The United Kingdom experienced a huge growth in the cotton industry during the Industrial Revolution. The factories that were required to produce cotton became a legacy of the time – Sir Richard Arkwright at Cromford built the world’s first true factory to produce cotton. With an ever increasing population and an ever-expanding British Empire, there was a huge market for cotton and cotton factories became the dominant feature of the Pennines.
The factories also needed a work force and the population in the northern cities provided this, especially as many families had been engaged in the domestic system prior to the industrialisation that occurred in the north. There was therefore a ready supply of skilled weavers and spinners.
Liverpool, a rapidly expanding port, also provided the region with a means of importing raw cotton from the southern states of America and exporting finished cotton abroad. The internal market was well served with decent transport means, especially when the railways extended from London to the north.
Of great importance to the cotton industry was the repeal in 1774 of a heavy tax that was charged on cotton thread and cloth made in Britain.
Combined with all the above factors were numerous inventions that transformed the British cotton industry and helped to make the UK the ‘workshop of the world’.
In 1765, James Hargreaves invented the ‘Spinning Jenny’. Within twenty years the number of threads one machine could spin rose from six to eighty.
In 1769, Richard Arkwright patented the ‘Water Frame’. This, as its title would suggest, used water as a source of power but it also produced a better thread than the spinning jenny.

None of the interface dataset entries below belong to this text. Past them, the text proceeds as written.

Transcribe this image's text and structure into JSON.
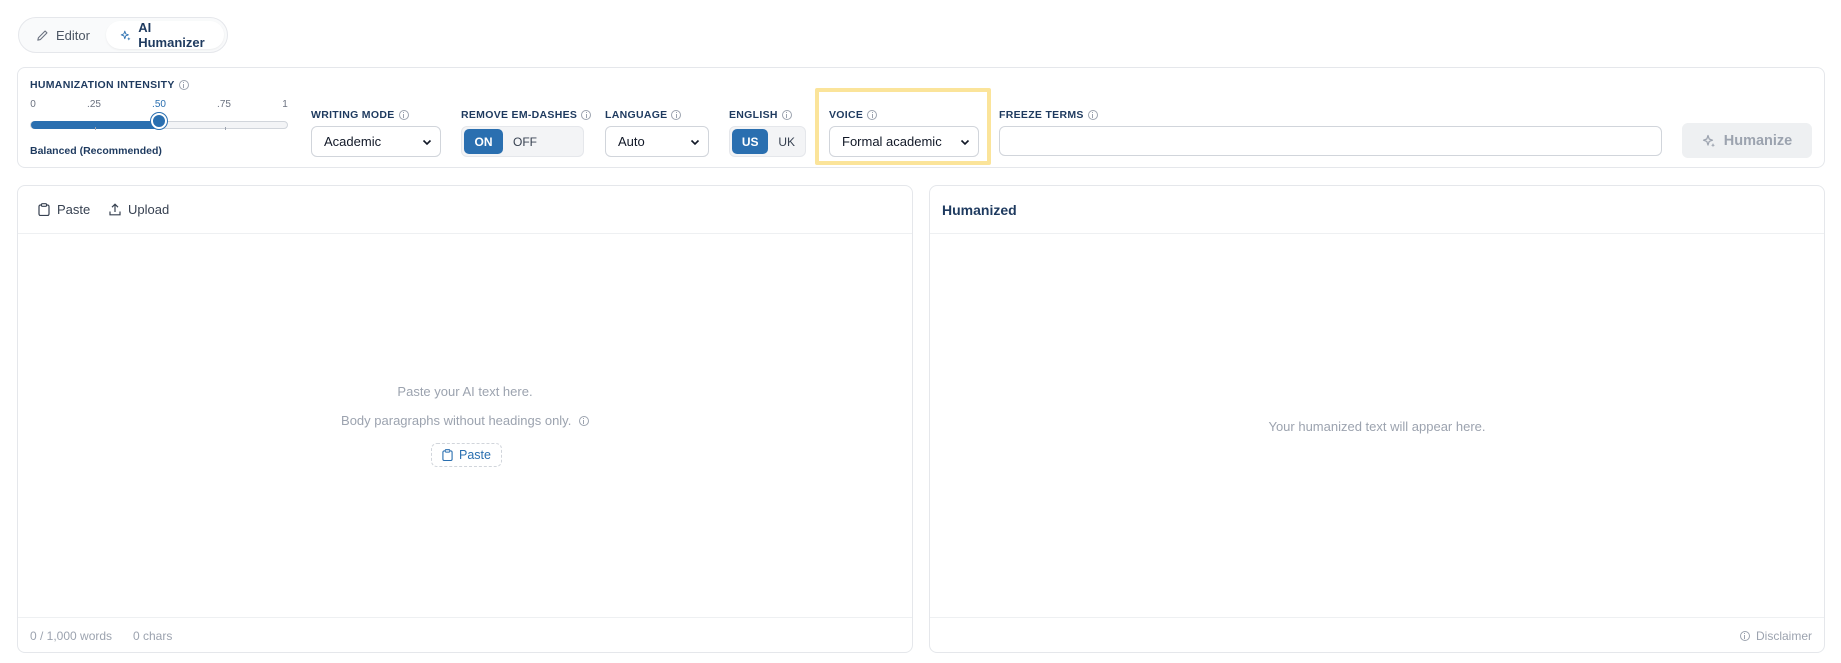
{
  "tabs": [
    {
      "label": "Editor",
      "icon": "pencil-icon",
      "active": false
    },
    {
      "label": "AI Humanizer",
      "icon": "sparkles-icon",
      "active": true
    }
  ],
  "controls": {
    "intensity": {
      "label": "HUMANIZATION INTENSITY",
      "ticks": [
        "0",
        ".25",
        ".50",
        ".75",
        "1"
      ],
      "value": 0.5,
      "caption": "Balanced (Recommended)"
    },
    "writing_mode": {
      "label": "WRITING MODE",
      "value": "Academic"
    },
    "remove_em_dashes": {
      "label": "REMOVE EM-DASHES",
      "on_label": "ON",
      "off_label": "OFF",
      "selected": "ON"
    },
    "language": {
      "label": "LANGUAGE",
      "value": "Auto"
    },
    "english": {
      "label": "ENGLISH",
      "options": [
        "US",
        "UK"
      ],
      "selected": "US"
    },
    "voice": {
      "label": "VOICE",
      "value": "Formal academic"
    },
    "freeze_terms": {
      "label": "FREEZE TERMS",
      "value": ""
    },
    "humanize_button": "Humanize"
  },
  "input_panel": {
    "paste_label": "Paste",
    "upload_label": "Upload",
    "empty_line1": "Paste your AI text here.",
    "empty_line2": "Body paragraphs without headings only.",
    "paste_chip_label": "Paste",
    "word_count": "0 / 1,000 words",
    "char_count": "0 chars"
  },
  "output_panel": {
    "title": "Humanized",
    "empty_text": "Your humanized text will appear here.",
    "disclaimer": "Disclaimer"
  },
  "colors": {
    "accent": "#2a6fb0",
    "heading": "#1e3a5f",
    "highlight": "#fbe49a",
    "muted": "#9ca3af"
  }
}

In 1779, Crompton’s ‘Mule’ was invented. This combined the good points of the water frame and the spinning jenny and resulted in a machine that could spin a cotton thread better than any other machine.
In the 1800’s the industry witnessed a spread in the use of chemical bleaches and dyes, which meant that bleaching, dyeing and printing could all be done in the same factory.

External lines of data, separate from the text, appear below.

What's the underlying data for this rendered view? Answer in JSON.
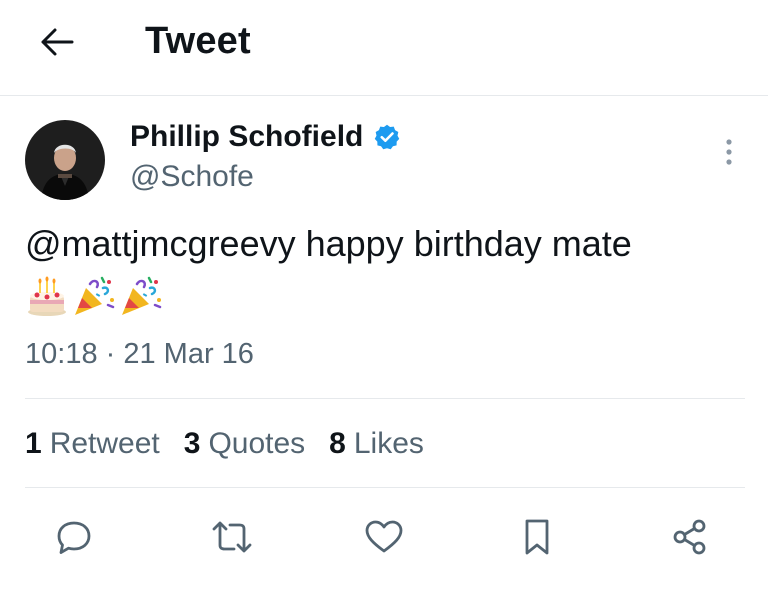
{
  "header": {
    "title": "Tweet",
    "back_icon": "arrow-left-icon"
  },
  "author": {
    "name": "Phillip Schofield",
    "handle": "@Schofe",
    "verified": true,
    "verified_color": "#1d9bf0",
    "avatar_icon": "profile-photo"
  },
  "tweet": {
    "text": "@mattjmcgreevy happy birthday mate",
    "emojis": [
      "birthday-cake-emoji",
      "party-popper-emoji",
      "party-popper-emoji"
    ],
    "timestamp": "10:18 · 21 Mar 16"
  },
  "stats": [
    {
      "count": "1",
      "label": "Retweet"
    },
    {
      "count": "3",
      "label": "Quotes"
    },
    {
      "count": "8",
      "label": "Likes"
    }
  ],
  "actions": [
    {
      "name": "reply",
      "icon": "reply-icon"
    },
    {
      "name": "retweet",
      "icon": "retweet-icon"
    },
    {
      "name": "like",
      "icon": "heart-icon"
    },
    {
      "name": "bookmark",
      "icon": "bookmark-icon"
    },
    {
      "name": "share",
      "icon": "share-icon"
    }
  ],
  "colors": {
    "text": "#0f1419",
    "secondary": "#536471",
    "accent": "#1d9bf0",
    "border": "#e6e9ec"
  }
}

In 1812, the first decent weaving machine, Robert’s Power Loom, was invented. This meant that all stages in the making of cotton could now be done in one factory.
All these inventions had a major impact in the amount of cotton produced in Great Britain – and the fortune this represented. In 1770, the cotton was worth around £600,000. By 1805, this had grown to £10,500,000 and by 1870, £38,800,000. By comparison, over the same hundred years, wool had increased in value from £7,000,000 to £25,400,000 and silk from £1,000,000 to £8,000,000. In Manchester alone, the number of cotton mills rose dramatically in a very short space of time: from 2 in 1790 to 66 in 1821.

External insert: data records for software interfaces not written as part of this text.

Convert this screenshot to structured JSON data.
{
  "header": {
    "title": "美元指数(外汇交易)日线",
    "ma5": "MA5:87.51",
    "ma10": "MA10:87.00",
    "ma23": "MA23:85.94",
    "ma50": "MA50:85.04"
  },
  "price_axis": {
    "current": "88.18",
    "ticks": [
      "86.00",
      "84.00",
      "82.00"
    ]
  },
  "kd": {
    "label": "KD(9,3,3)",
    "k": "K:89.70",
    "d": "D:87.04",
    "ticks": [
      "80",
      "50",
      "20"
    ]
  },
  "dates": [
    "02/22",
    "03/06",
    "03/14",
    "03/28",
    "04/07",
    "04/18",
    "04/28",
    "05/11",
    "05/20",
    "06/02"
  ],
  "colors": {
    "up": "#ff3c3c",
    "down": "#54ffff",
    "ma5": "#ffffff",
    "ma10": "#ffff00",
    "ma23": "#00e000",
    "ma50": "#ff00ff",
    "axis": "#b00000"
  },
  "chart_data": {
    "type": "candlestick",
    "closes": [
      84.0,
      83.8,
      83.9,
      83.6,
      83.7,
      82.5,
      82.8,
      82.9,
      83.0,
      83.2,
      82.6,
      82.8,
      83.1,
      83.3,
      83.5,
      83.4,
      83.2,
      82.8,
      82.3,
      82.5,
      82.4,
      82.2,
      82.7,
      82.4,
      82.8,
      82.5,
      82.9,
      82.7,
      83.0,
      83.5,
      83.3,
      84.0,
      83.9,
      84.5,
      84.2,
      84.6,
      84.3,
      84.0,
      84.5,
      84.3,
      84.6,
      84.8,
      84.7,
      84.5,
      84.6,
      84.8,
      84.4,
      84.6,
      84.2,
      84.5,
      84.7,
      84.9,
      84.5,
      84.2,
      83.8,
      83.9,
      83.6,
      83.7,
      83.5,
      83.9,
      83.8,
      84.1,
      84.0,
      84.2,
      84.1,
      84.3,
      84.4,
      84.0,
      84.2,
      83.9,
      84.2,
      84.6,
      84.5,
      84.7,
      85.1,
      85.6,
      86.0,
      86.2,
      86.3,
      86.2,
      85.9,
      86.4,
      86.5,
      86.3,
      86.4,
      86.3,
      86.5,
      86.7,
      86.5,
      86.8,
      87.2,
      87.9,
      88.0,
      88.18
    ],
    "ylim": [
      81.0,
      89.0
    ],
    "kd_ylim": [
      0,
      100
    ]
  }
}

While some made fortunes from the cotton factories, those who worked in them had no union protection against excessive work, dangerous conditions and low pay – this was to come much later. While a visitor to Arkwright’s Cromford factory described the building as “magnificent" in 1790, conditions inside for a worker were less than magnificent. However, Arkwright was considered to be a decent owner who did go some way to looking after his workforce. Arkwright built cottages for his workers, but they were built so close to the factories that developed Cromford that if a worker had any time off, he or she would not be in a position to get away from the environment in which they worked. He also built a Sunday school for the children who worked at Cromford mill and his best workers were rewarded with bonuses of dairy cows. Arkwright also rented out allotments at cheap rates. But not all factory owners were like Arkwright.
It was also profitable to employ children to do work, as they were cheaper than adults. They were especially useful at crawling under machines to clear up fallen cotton thread and tying together loose ends. With no birth certificates in the early years of factories, no factory manager would find himself blamed for employing underage children, as many children themselves did not know their age. Even when birth certificated were introduced in 1836, child labour did not stop.
The hours that children worked in textile factories started to change in 1833 when an Act of Parliament was passed. The 1833 Factory Act forbade the employment of children under nine years of age in all textile mills (excluding lace and silk). Children under thirteen were not allowed to work for more than nine hours a day and not more than 48 hours in one week. Under eighteens were not allowed to work for more than 12 hours a day and not more than 69 hours in a week. They were also not allowed to work at night. Children employed in a factory between the ages of nine and eleven also had to have two hours of education each day.
This act was built on in 1844 with another Factory Act that restricted children aged between 8 and 13 to half-day working (6.5 hours) which had to be completed either before or after noon – the working time could not straddle midday. However, the law was very difficult to enforce, as there were few factory inspectors and those who were employed to do this work were poorly paid. There were also many parents who wanted their children to work and aided factory managers in bypassing this legislation. In 1847, another Factory Act stated that everyone under 18 and all women were only allowed to work a maximum of ten hours a day.